*As kids we used to carefully remove the cork from the inside of a bottle cap, place it under our shirt and press the bottle cap on the outside of our shirt, back on to the cork thus making ourselves a fancy badge.
*Rigging up a piece of light cardboard with a clothespin through our fender arms and onto the spokes of our bike to make it sound like a motorcycle with its' clatter was a common occurrence.
*The corner of Lindsay and Rideout Sts. had a black and white fingerboard sign pointing the direction to Peterborough, Ottawa, Haliburton, Minden, and Orillia complete with the mileage to each place.
*Buying the best tasting fish and chips in the world when they were wrapped in our newspaper was the norm.

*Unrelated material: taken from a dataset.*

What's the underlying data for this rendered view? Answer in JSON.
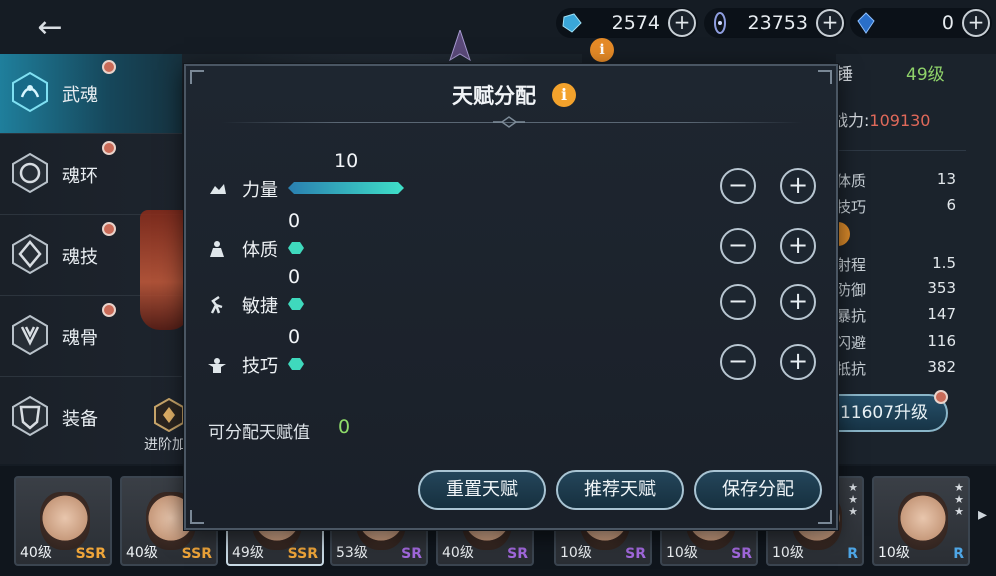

*The Ranson family were owners and operators of the "Ranson House" in Minden before moving to Lindsay.
*The town "Smithies" were "Sinclair's Carriage Works" located where the police station is; E.A.St. John's blacksmith shop was on Kent St. E.,and Bill Cain's was on the site of the Monumental Works.
*Students took great pleasure on Arbor Day when they went out and cleaned up the school yard. Planting trees and flowers was a fun thing to do and helped provide beauty around the school.
"*Rusty Ruebin and His Ranch Boys" were frequently on stage at the Academy Theater back in the 1940's.
*Ashes were "sifted" from coal stoves and furnaces to retrieve any unburned chunks of coal.
*Alice B. McLaughlin wrote in the LCI's "Tatler" of 1933-34:
TO DR. KIRKCONNELL
You guided wisely, young uncertain hearts,
Impatient of learning, soon to tire,
To find the joy that finer thought imparts.
The small horizons of the schoolroom yield
To life, where north and south are further set,
But we shall not forget.
Lessons taught there finer than books could hold,
Of quiet dignity - glad praise for little things,-
Of courage wrought in understanding gold,
Crowned splendidly with laurel.
Where greatness and humility gently met,
We cannot forget.